principle of causality. There had always been such theological speculation
about the Antichrist and the Jews; its right there in scripture, at least
in the tradition of Christian exegisis of the patristic and scholastic
periods. But the movement took a qualitative jump in the period cited in
texts by Gow. Why?
>>With that, the discussions of the Antichrist and the role of
>>the Jews at the end of time in Christian theology were ripe targets for the
>>truly novel invention of anti-semitism as a racial hatred of the descendents
>>of Abraham, Isaac and Jacob.
>i'm not sure i understand what you are saying here: regular prejudice plus
>antichrist traditions leads to racial antisemitism? if so, how does that
>differ at the simplest level, from what gow is arguing (ie that the
>antichrist tradition is the key to the transformation into a virulent
Because this tradition in Christian writing pre-existed the period by (lets
use Augustine) 700-1300 years. If Gow is arguing that, then he'd have to
explain why the long delay from the cause to the effect.
To explain: there are at least three biblical uses of the term Jew all of
which are found in the NT; in Christian theology the methodoly in the
patristic period is exegesis, so naturally each of the uses potentially

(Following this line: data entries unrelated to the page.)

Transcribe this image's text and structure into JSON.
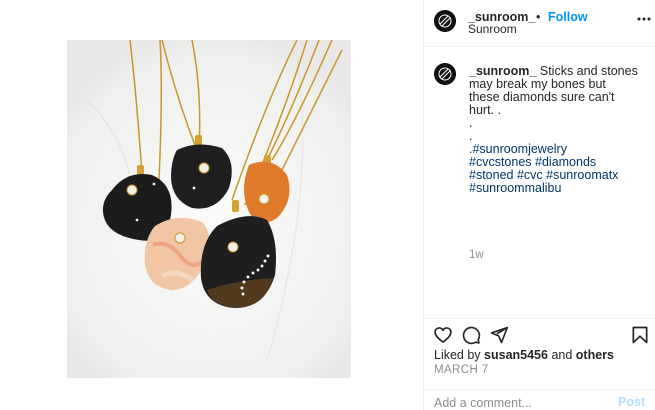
{
  "post": {
    "username": "_sunroom_",
    "separator": "•",
    "follow_label": "Follow",
    "location": "Sunroom",
    "more_icon": "more-options-icon"
  },
  "caption": {
    "username": "_sunroom_",
    "text_line1": " Sticks and stones",
    "text_line2": "may break my bones but",
    "text_line3": "these diamonds sure can't",
    "text_line4": "hurt. .",
    "dot1": ".",
    "dot2": ".",
    "tag_prefix": ".",
    "hashtags": [
      "#sunroomjewelry",
      "#cvcstones",
      "#diamonds",
      "#stoned",
      "#cvc",
      "#sunroomatx",
      "#sunroommalibu"
    ],
    "time_ago": "1w"
  },
  "actions": {
    "icons": [
      "heart-icon",
      "comment-icon",
      "share-icon",
      "bookmark-icon"
    ],
    "liked_by_prefix": "Liked by ",
    "liked_by_user": "susan5456",
    "liked_by_and": " and ",
    "liked_by_others": "others",
    "date": "MARCH 7"
  },
  "comment": {
    "placeholder": "Add a comment...",
    "post_label": "Post"
  },
  "colors": {
    "link_blue": "#0095f6",
    "hashtag_blue": "#00376b",
    "muted_gray": "#8e8e8e",
    "post_disabled": "#b2dffc"
  }
}
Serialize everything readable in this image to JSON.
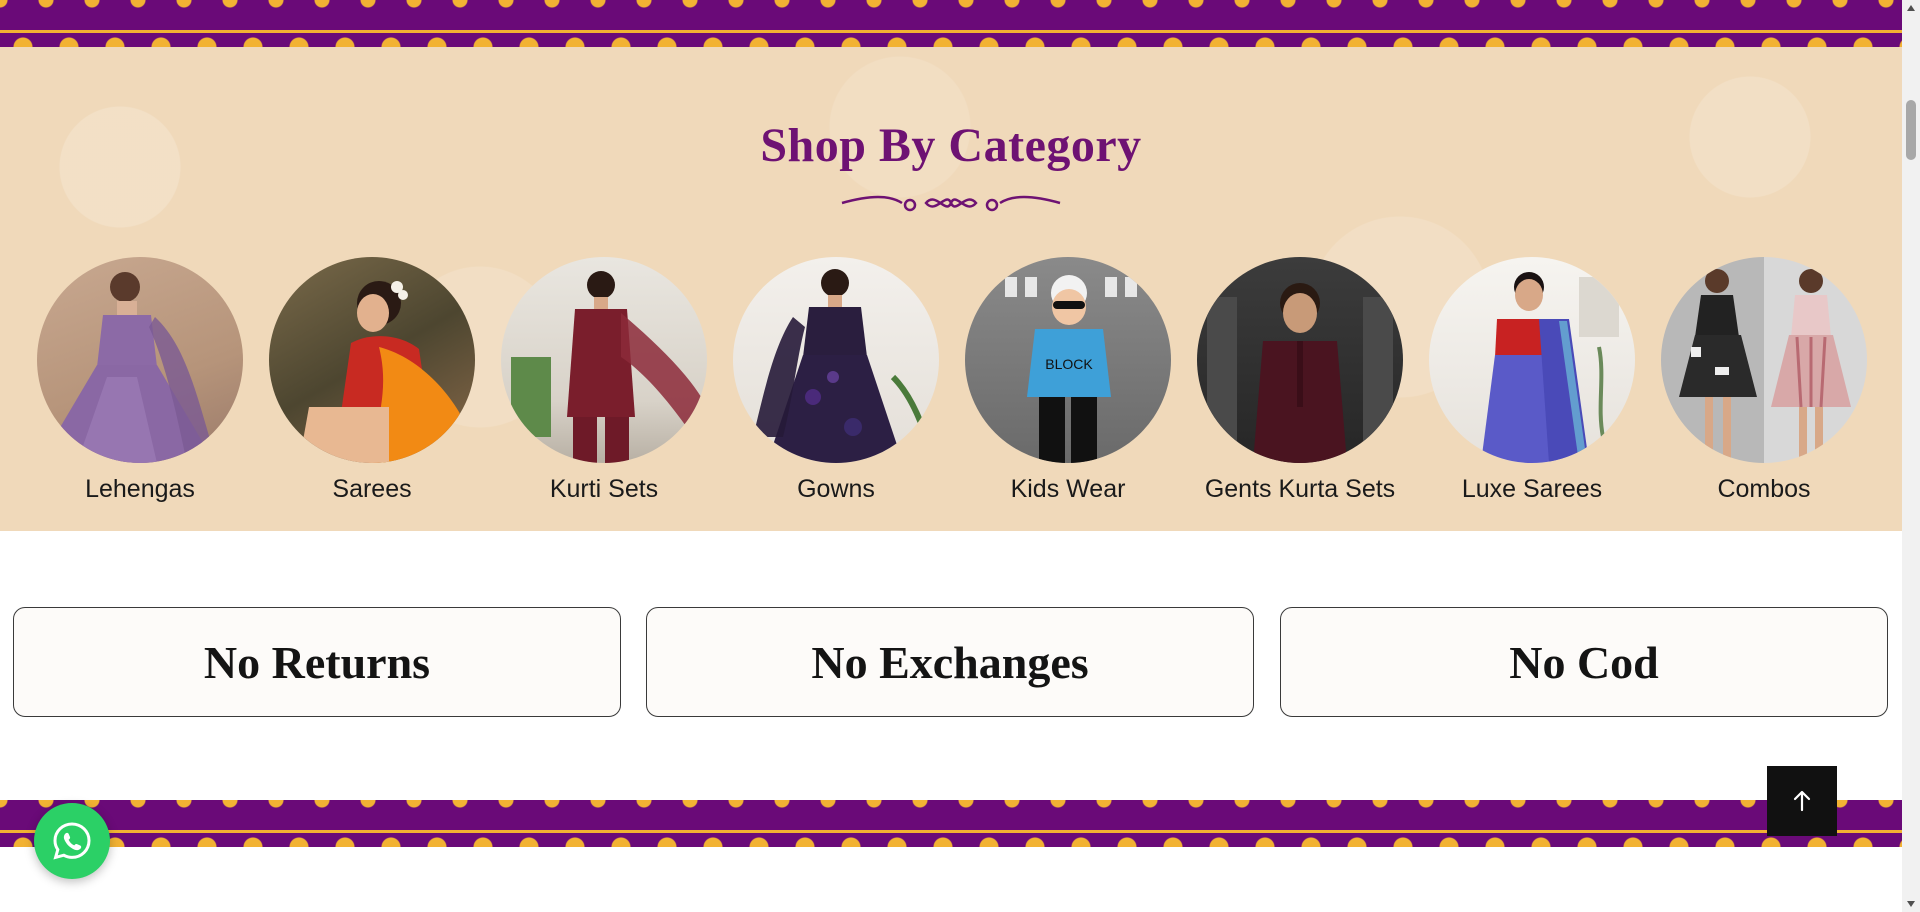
{
  "section": {
    "title": "Shop By Category"
  },
  "categories": [
    {
      "label": "Lehengas",
      "icon": "lehenga-photo"
    },
    {
      "label": "Sarees",
      "icon": "saree-photo"
    },
    {
      "label": "Kurti Sets",
      "icon": "kurti-set-photo"
    },
    {
      "label": "Gowns",
      "icon": "gown-photo"
    },
    {
      "label": "Kids Wear",
      "icon": "kids-wear-photo"
    },
    {
      "label": "Gents Kurta Sets",
      "icon": "gents-kurta-photo"
    },
    {
      "label": "Luxe Sarees",
      "icon": "luxe-saree-photo"
    },
    {
      "label": "Combos",
      "icon": "combos-photo"
    }
  ],
  "policies": [
    {
      "label": "No Returns"
    },
    {
      "label": "No Exchanges"
    },
    {
      "label": "No Cod"
    }
  ],
  "colors": {
    "brand_purple": "#6e1273",
    "band_purple": "#6a0a78",
    "band_gold": "#f2b233",
    "section_bg": "#f0d9ba",
    "whatsapp_green": "#2bd066"
  },
  "icons": {
    "scroll_top": "arrow-up-icon",
    "whatsapp": "whatsapp-icon"
  }
}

could be transmitted. In the texts Gows cites however, by excluding the
possibility of any Jew not adhereing to the Antichrist you have a narrowing
of the term, or rather a conflation of the religious, cultural, and racial
definitions of the term Jew. With that conflation, the NT and the tradition
of the Antichrist in Christian theology and culture can be reshaped and
reinterpreted to lead to racial hatred, rather than just economic envy or
religious disagreements. So the crux of the question, it seems to me,
should be "why the narrowing of the terminology'? What was the cause of
this? I'd expect this question to be answered would require a very specific
and holisitic analysis of each authors sources and influence in writing,
audience and occasion, etc.. This all affects motivation and usage of
terms; and that is what one must address in a scientific study of the
origins of modern anti-semitism, which by definition is in practice a
Sincerely in Christ,
Br. Alexis Bugnolo